■ Your objective ■
Could you show each line of the records that contains the word "action"?

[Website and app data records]
────────

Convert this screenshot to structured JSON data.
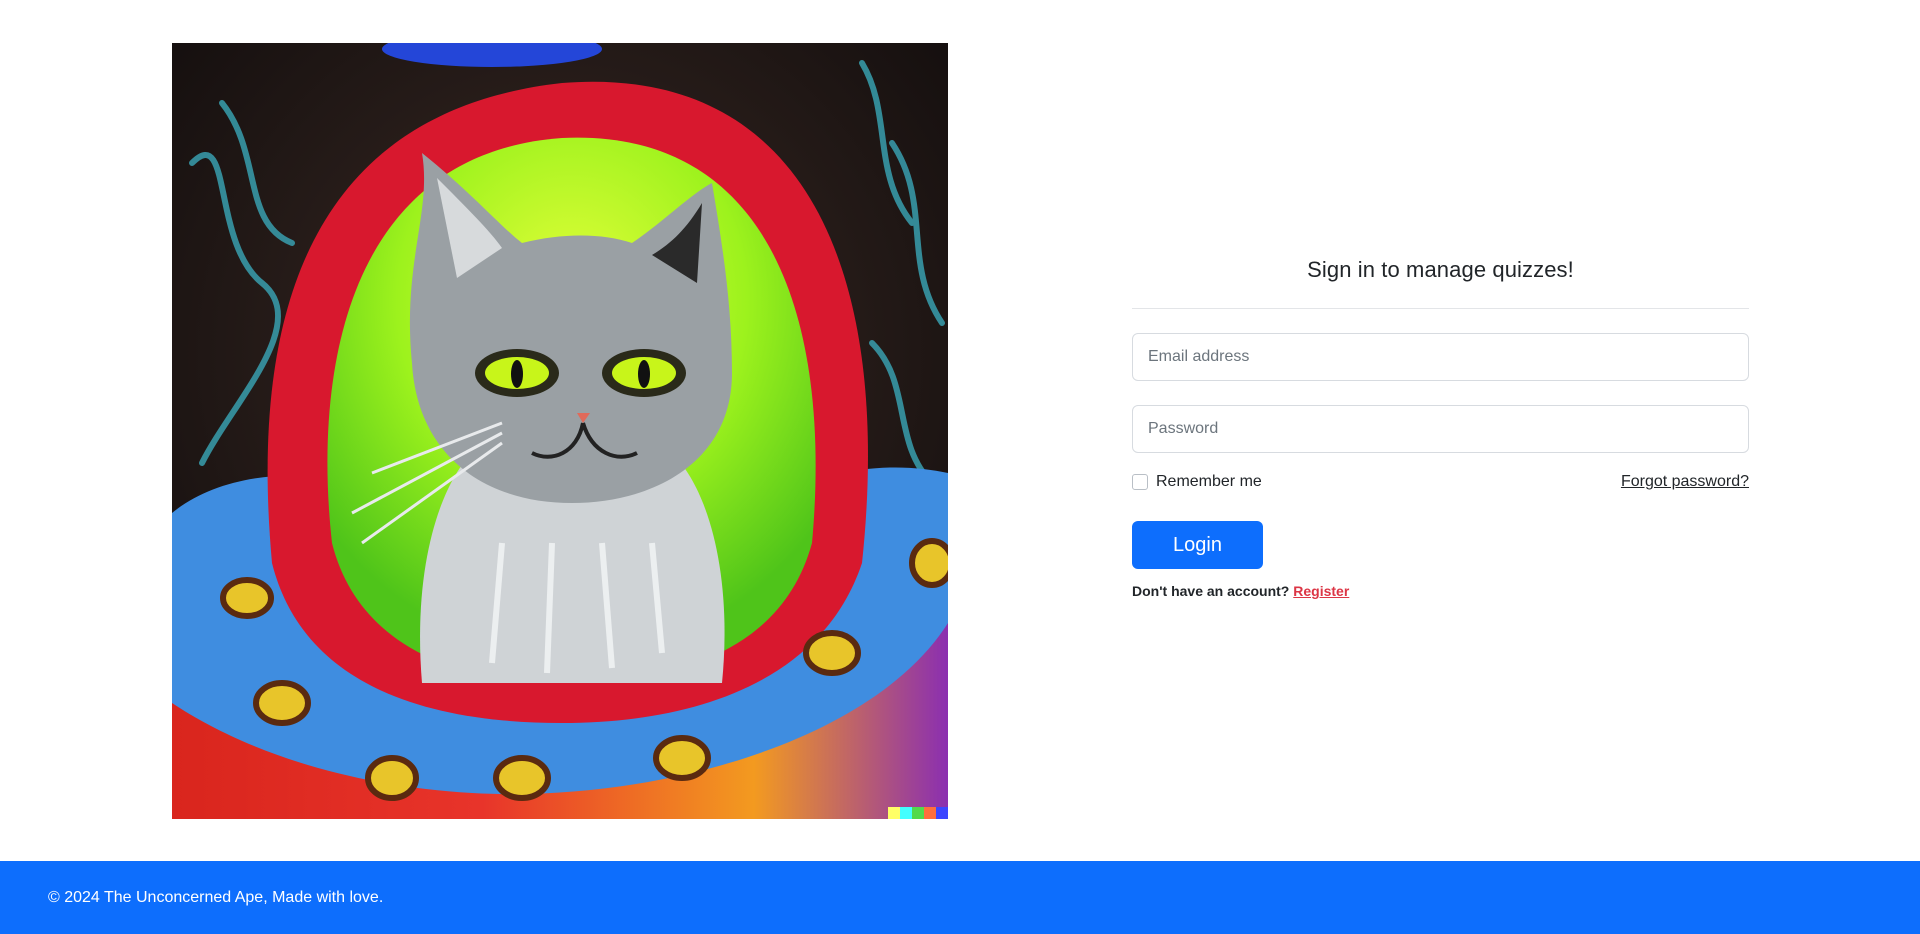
{
  "hero": {
    "image_alt": "Painting of a grey cat in a flying saucer",
    "icon": "cat-spaceship-illustration"
  },
  "login": {
    "heading": "Sign in to manage quizzes!",
    "email_placeholder": "Email address",
    "password_placeholder": "Password",
    "remember_label": "Remember me",
    "forgot_label": "Forgot password?",
    "login_label": "Login",
    "no_account_text": "Don't have an account?",
    "register_label": "Register"
  },
  "footer": {
    "text": "© 2024 The Unconcerned Ape, Made with love."
  },
  "colors": {
    "primary": "#0d6efd",
    "register_link": "#dc3545",
    "footer_bg": "#0d6efd"
  }
}
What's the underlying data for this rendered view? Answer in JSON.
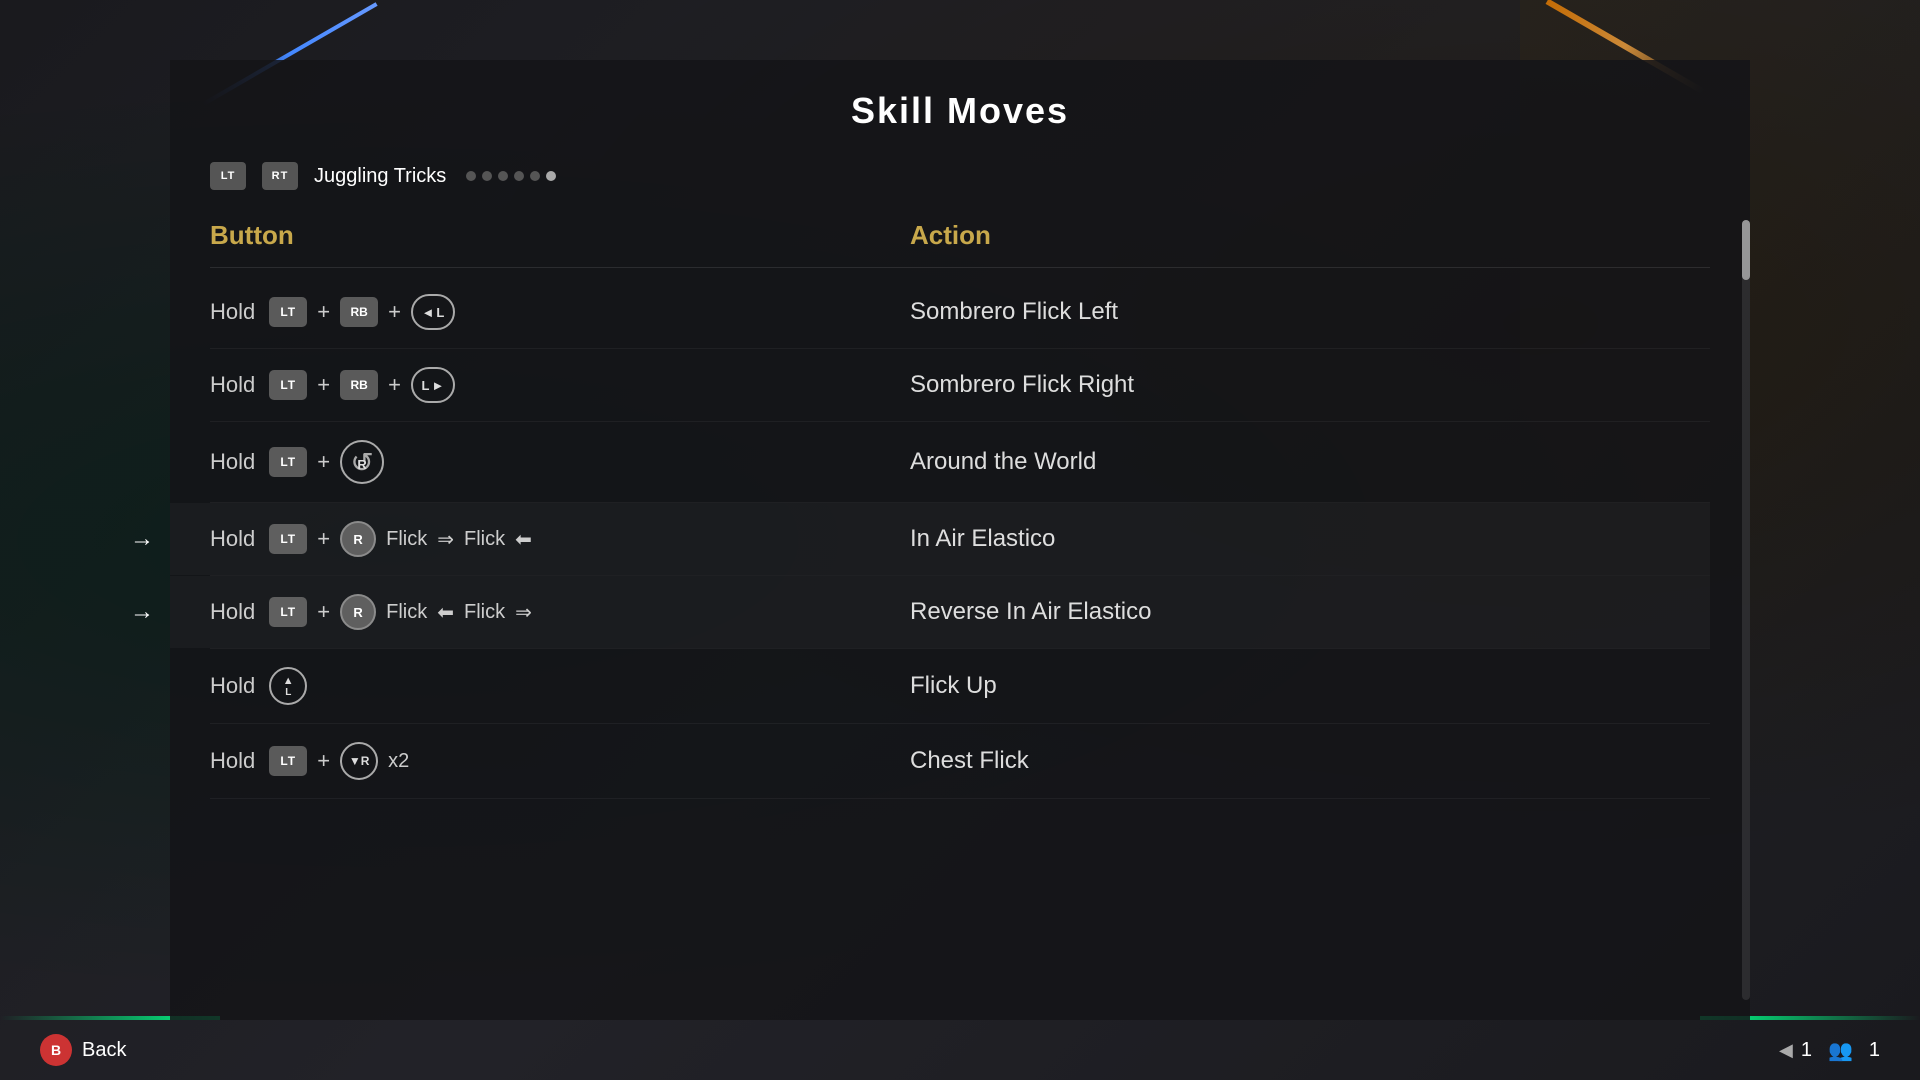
{
  "page": {
    "title": "Skill Moves",
    "category": {
      "lt_label": "LT",
      "rt_label": "RT",
      "name": "Juggling Tricks",
      "dots": [
        {
          "active": false
        },
        {
          "active": false
        },
        {
          "active": false
        },
        {
          "active": false
        },
        {
          "active": false
        },
        {
          "active": true
        }
      ]
    },
    "headers": {
      "button": "Button",
      "action": "Action"
    },
    "moves": [
      {
        "id": 1,
        "button_display": "Hold LT + RB + L←",
        "action": "Sombrero Flick Left",
        "highlighted": false,
        "type": "lt_rb_l_left"
      },
      {
        "id": 2,
        "button_display": "Hold LT + RB + L→",
        "action": "Sombrero Flick Right",
        "highlighted": false,
        "type": "lt_rb_l_right"
      },
      {
        "id": 3,
        "button_display": "Hold LT + R↺",
        "action": "Around the World",
        "highlighted": false,
        "type": "lt_r_rotate"
      },
      {
        "id": 4,
        "button_display": "Hold LT + R Flick → Flick ←",
        "action": "In Air Elastico",
        "highlighted": true,
        "type": "lt_r_flick_right_left"
      },
      {
        "id": 5,
        "button_display": "Hold LT + R Flick ← Flick →",
        "action": "Reverse In Air Elastico",
        "highlighted": true,
        "type": "lt_r_flick_left_right"
      },
      {
        "id": 6,
        "button_display": "Hold L↑",
        "action": "Flick Up",
        "highlighted": false,
        "type": "l_up"
      },
      {
        "id": 7,
        "button_display": "Hold LT + R↓ x2",
        "action": "Chest Flick",
        "highlighted": false,
        "type": "lt_r_down_x2"
      }
    ],
    "bottom": {
      "back_btn_label": "B",
      "back_label": "Back",
      "page_number": "1",
      "players": "1"
    }
  }
}
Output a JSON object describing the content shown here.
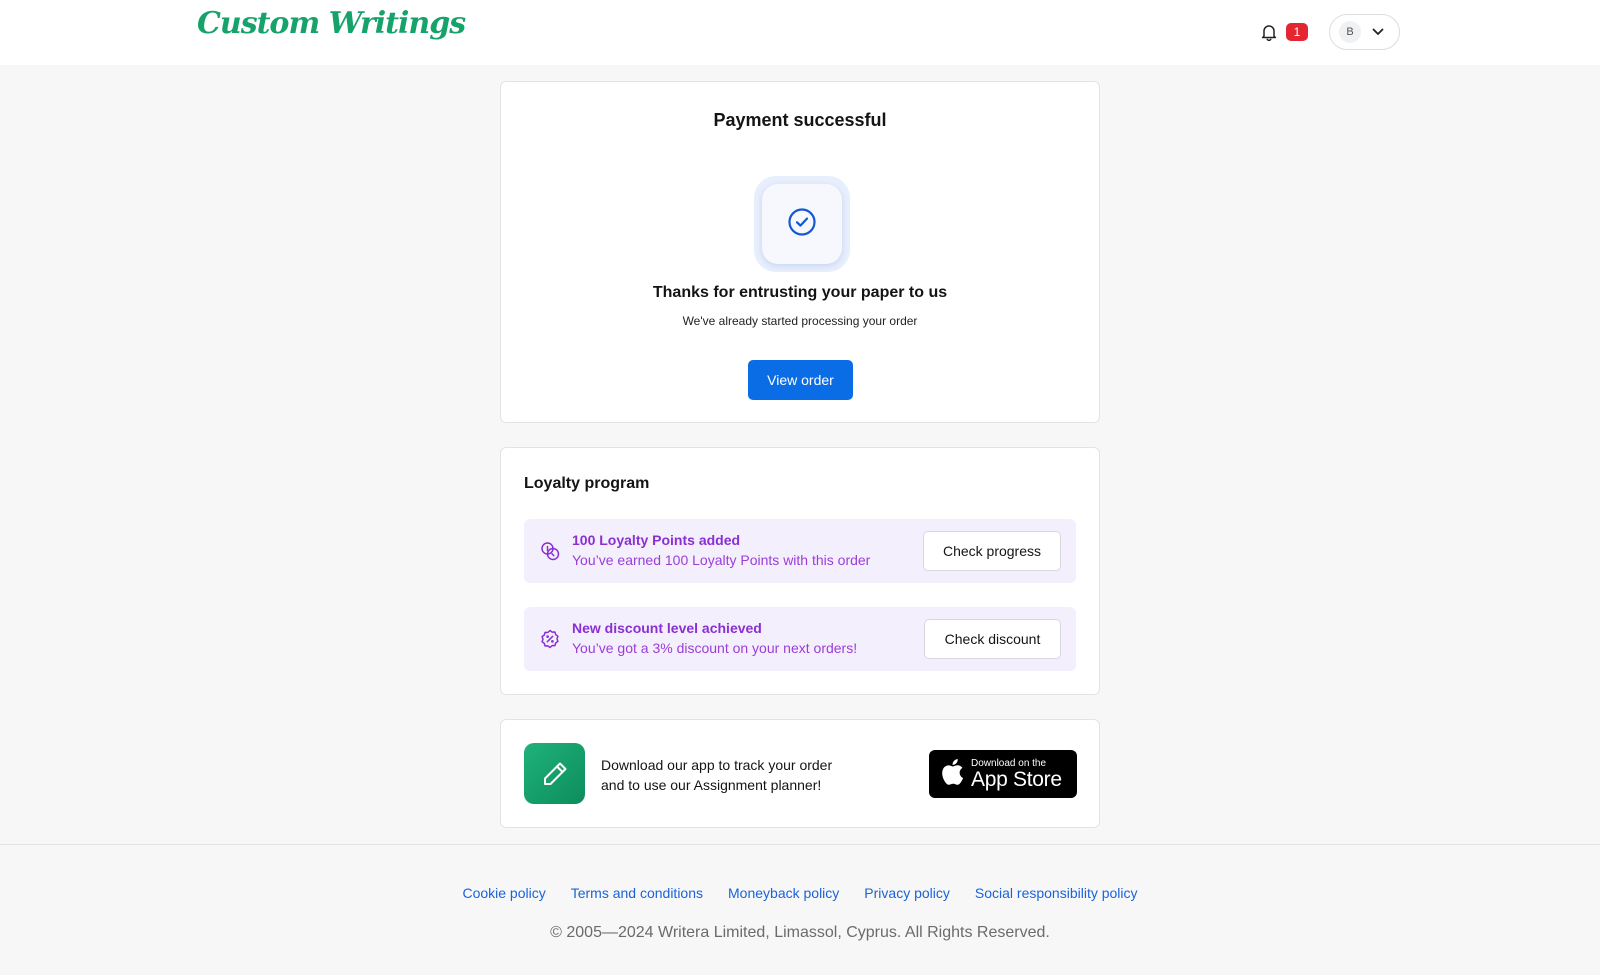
{
  "header": {
    "logo_text": "Custom Writings",
    "notification_count": "1",
    "avatar_initial": "B"
  },
  "payment": {
    "title": "Payment successful",
    "thanks": "Thanks for entrusting your paper to us",
    "subtitle": "We've already started processing your order",
    "view_order_label": "View order"
  },
  "loyalty": {
    "title": "Loyalty program",
    "items": [
      {
        "icon": "coins-icon",
        "heading": "100 Loyalty Points added",
        "description": "You’ve earned 100 Loyalty Points with this order",
        "button": "Check progress"
      },
      {
        "icon": "discount-badge-icon",
        "heading": "New discount level achieved",
        "description": "You’ve got a 3% discount on your next orders!",
        "button": "Check discount"
      }
    ]
  },
  "app_promo": {
    "line1": "Download our app to track your order",
    "line2": "and to use our Assignment planner!",
    "store_small": "Download on the",
    "store_big": "App Store"
  },
  "footer": {
    "links": [
      "Cookie policy",
      "Terms and conditions",
      "Moneyback policy",
      "Privacy policy",
      "Social responsibility policy"
    ],
    "copyright": "© 2005—2024 Writera Limited, Limassol, Cyprus. All Rights Reserved."
  },
  "colors": {
    "brand_green": "#16a36a",
    "primary_blue": "#0a6de6",
    "loyalty_purple": "#8a2fd1",
    "badge_red": "#e3262f"
  }
}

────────

■ Result of the exercise ■
      "action": "Action"
        "action": "Sombrero Flick Left",
        "action": "Sombrero Flick Right",
        "action": "Around the World",
        "action": "In Air Elastico",
        "action": "Reverse In Air Elastico",
        "action": "Flick Up",
        "action": "Chest Flick",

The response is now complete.